Assignment:
The answer must consist of every line from the entries below that contains the word "Graduate".

Supplied data:
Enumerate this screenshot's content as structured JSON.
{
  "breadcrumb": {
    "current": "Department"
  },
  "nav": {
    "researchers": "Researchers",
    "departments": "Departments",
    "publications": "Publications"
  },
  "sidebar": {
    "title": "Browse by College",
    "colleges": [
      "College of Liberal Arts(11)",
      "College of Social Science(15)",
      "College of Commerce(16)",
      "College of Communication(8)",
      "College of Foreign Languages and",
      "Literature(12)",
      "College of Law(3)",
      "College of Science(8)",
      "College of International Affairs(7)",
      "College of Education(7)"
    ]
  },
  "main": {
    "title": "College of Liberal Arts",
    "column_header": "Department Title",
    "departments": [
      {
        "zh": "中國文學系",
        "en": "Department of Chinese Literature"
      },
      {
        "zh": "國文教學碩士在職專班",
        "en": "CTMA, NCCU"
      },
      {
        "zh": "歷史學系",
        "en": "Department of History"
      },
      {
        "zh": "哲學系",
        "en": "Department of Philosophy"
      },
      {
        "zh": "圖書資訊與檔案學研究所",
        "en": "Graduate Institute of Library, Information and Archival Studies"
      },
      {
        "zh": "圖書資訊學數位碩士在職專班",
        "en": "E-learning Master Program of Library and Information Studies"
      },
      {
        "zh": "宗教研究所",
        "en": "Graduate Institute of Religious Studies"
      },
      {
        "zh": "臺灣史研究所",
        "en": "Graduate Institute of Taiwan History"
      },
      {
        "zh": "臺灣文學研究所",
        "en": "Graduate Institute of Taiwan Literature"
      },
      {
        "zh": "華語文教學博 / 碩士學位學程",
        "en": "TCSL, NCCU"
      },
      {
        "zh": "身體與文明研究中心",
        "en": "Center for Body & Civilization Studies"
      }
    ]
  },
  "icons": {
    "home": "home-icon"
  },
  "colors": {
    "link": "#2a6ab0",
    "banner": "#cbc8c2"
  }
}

Solution:
        "en": "Graduate Institute of Library, Information and Archival Studies"
        "en": "Graduate Institute of Religious Studies"
        "en": "Graduate Institute of Taiwan History"
        "en": "Graduate Institute of Taiwan Literature"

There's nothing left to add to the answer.